The Strad Issue: April 2016
Description: Historic recordings by a pioneer of the viola on record
Musicians: William Primrose (viola) Jascha Heifetz (violin) New Symphony Orchestra/Tibor Serly; Boston Symphony Orchestra/Charles Münch; RCA Victor Symphony Orchestra/Izler Solomon; Philharmonia Orchestra/William Walton
Composer: Bartók; Berlioz; Mozart; Walton

William Primrose was the first violist to build a significant discography with orchestra. Of his three ‘official’ Mozart sinfonie concertanti, the best is with Spalding, the slowest with Stern, the fastest this one with Heifetz. It feels pushed even before the soloists enter; and although everyone plays well in a mechanical sense, Mozartian grace is absent. They glide through the Andante in under nine minutes, whereas Kogan père et fils get it right, in ten.

The 1951 Bartók, historic in every way, still holds up well, although the New SO is slightly recessed in Kingsway Hall. Primrose produces great depth of tone and combines well with Serly in a fearsome finale. The sample from his final Harold is beautifully played by him and the BSO soloists.
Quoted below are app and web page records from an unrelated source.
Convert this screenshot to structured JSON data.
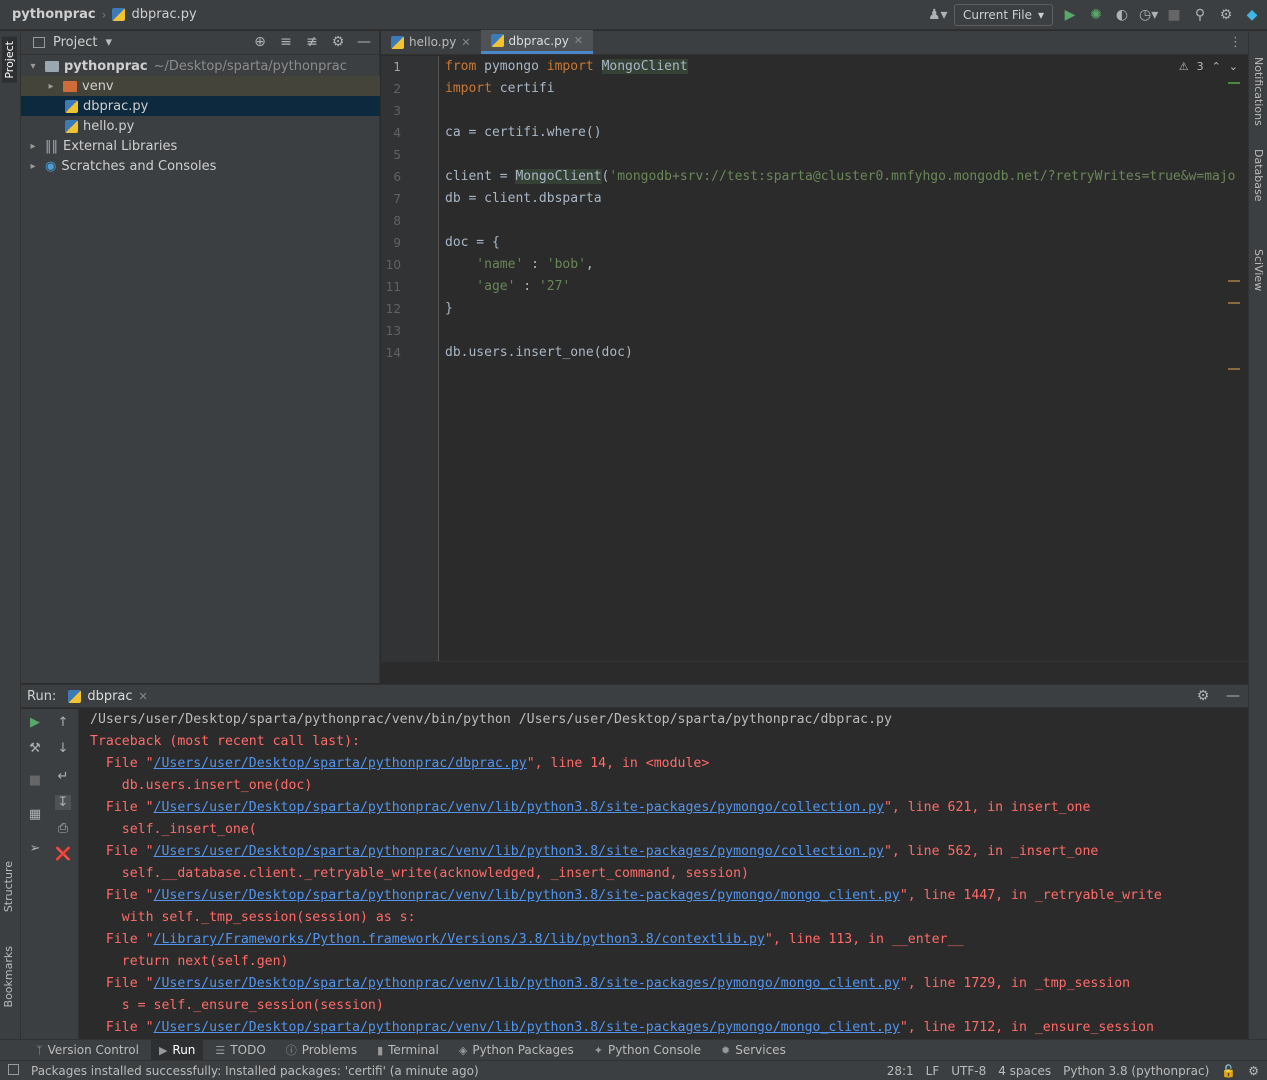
{
  "breadcrumb": {
    "project": "pythonprac",
    "separator": "›",
    "file": "dbprac.py"
  },
  "toolbar_top": {
    "run_config": "Current File"
  },
  "left_strip": {
    "project": "Project",
    "structure": "Structure",
    "bookmarks": "Bookmarks"
  },
  "right_strip": {
    "notifications": "Notifications",
    "database": "Database",
    "sciview": "SciView"
  },
  "project_panel": {
    "title": "Project",
    "tree": [
      {
        "label": "pythonprac",
        "path": "~/Desktop/sparta/pythonprac"
      },
      {
        "label": "venv"
      },
      {
        "label": "dbprac.py"
      },
      {
        "label": "hello.py"
      },
      {
        "label": "External Libraries"
      },
      {
        "label": "Scratches and Consoles"
      }
    ]
  },
  "tabs": [
    {
      "label": "hello.py"
    },
    {
      "label": "dbprac.py"
    }
  ],
  "editor": {
    "warnings": "3",
    "line_numbers": [
      "1",
      "2",
      "3",
      "4",
      "5",
      "6",
      "7",
      "8",
      "9",
      "10",
      "11",
      "12",
      "13",
      "14"
    ],
    "lines": {
      "l1": {
        "kw1": "from",
        "mod": " pymongo ",
        "kw2": "import",
        "name": "MongoClient"
      },
      "l2": {
        "kw": "import",
        "rest": " certifi"
      },
      "l4": "ca = certifi.where()",
      "l6": {
        "pre": "client = ",
        "name": "MongoClient",
        "paren": "(",
        "str": "'mongodb+srv://test:sparta@cluster0.mnfyhgo.mongodb.net/?retryWrites=true&w=majo"
      },
      "l7": "db = client.dbsparta",
      "l9": "doc = {",
      "l10": {
        "str": "    'name'",
        "rest": " : ",
        "val": "'bob'",
        "end": ","
      },
      "l11": {
        "str": "    'age'",
        "rest": " : ",
        "val": "'27'"
      },
      "l12": "}",
      "l14": "db.users.insert_one(doc)"
    }
  },
  "run_panel": {
    "label": "Run:",
    "tab": "dbprac",
    "console": [
      {
        "plain": "/Users/user/Desktop/sparta/pythonprac/venv/bin/python /Users/user/Desktop/sparta/pythonprac/dbprac.py"
      },
      {
        "text": "Traceback (most recent call last):"
      },
      {
        "pre": "  File \"",
        "link": "/Users/user/Desktop/sparta/pythonprac/dbprac.py",
        "post": "\", line 14, in <module>"
      },
      {
        "text": "    db.users.insert_one(doc)"
      },
      {
        "pre": "  File \"",
        "link": "/Users/user/Desktop/sparta/pythonprac/venv/lib/python3.8/site-packages/pymongo/collection.py",
        "post": "\", line 621, in insert_one"
      },
      {
        "text": "    self._insert_one("
      },
      {
        "pre": "  File \"",
        "link": "/Users/user/Desktop/sparta/pythonprac/venv/lib/python3.8/site-packages/pymongo/collection.py",
        "post": "\", line 562, in _insert_one"
      },
      {
        "text": "    self.__database.client._retryable_write(acknowledged, _insert_command, session)"
      },
      {
        "pre": "  File \"",
        "link": "/Users/user/Desktop/sparta/pythonprac/venv/lib/python3.8/site-packages/pymongo/mongo_client.py",
        "post": "\", line 1447, in _retryable_write"
      },
      {
        "text": "    with self._tmp_session(session) as s:"
      },
      {
        "pre": "  File \"",
        "link": "/Library/Frameworks/Python.framework/Versions/3.8/lib/python3.8/contextlib.py",
        "post": "\", line 113, in __enter__"
      },
      {
        "text": "    return next(self.gen)"
      },
      {
        "pre": "  File \"",
        "link": "/Users/user/Desktop/sparta/pythonprac/venv/lib/python3.8/site-packages/pymongo/mongo_client.py",
        "post": "\", line 1729, in _tmp_session"
      },
      {
        "text": "    s = self._ensure_session(session)"
      },
      {
        "pre": "  File \"",
        "link": "/Users/user/Desktop/sparta/pythonprac/venv/lib/python3.8/site-packages/pymongo/mongo_client.py",
        "post": "\", line 1712, in _ensure_session"
      }
    ]
  },
  "tool_windows": [
    {
      "label": "Version Control"
    },
    {
      "label": "Run"
    },
    {
      "label": "TODO"
    },
    {
      "label": "Problems"
    },
    {
      "label": "Terminal"
    },
    {
      "label": "Python Packages"
    },
    {
      "label": "Python Console"
    },
    {
      "label": "Services"
    }
  ],
  "status": {
    "message": "Packages installed successfully: Installed packages: 'certifi' (a minute ago)",
    "position": "28:1",
    "line_sep": "LF",
    "encoding": "UTF-8",
    "indent": "4 spaces",
    "interpreter": "Python 3.8 (pythonprac)"
  }
}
Although the 1946 Walton from Abbey Road did not improve on Frederick Riddle’s 1937 benchmark version, on its own terms it is fine. Primrose phrases stiffly at the start but quickly settles down, emitting glorious sounds. The central Vivo is really virtuosic, with bowing that is ‘con molto preciso’, as Walton demands. The finale is rhythmically perky, Primrose blooms in lyrical passages, his double-stopping is a model and Walton seems to enjoy conducting the fledgling Philharmonia.

Tully Potter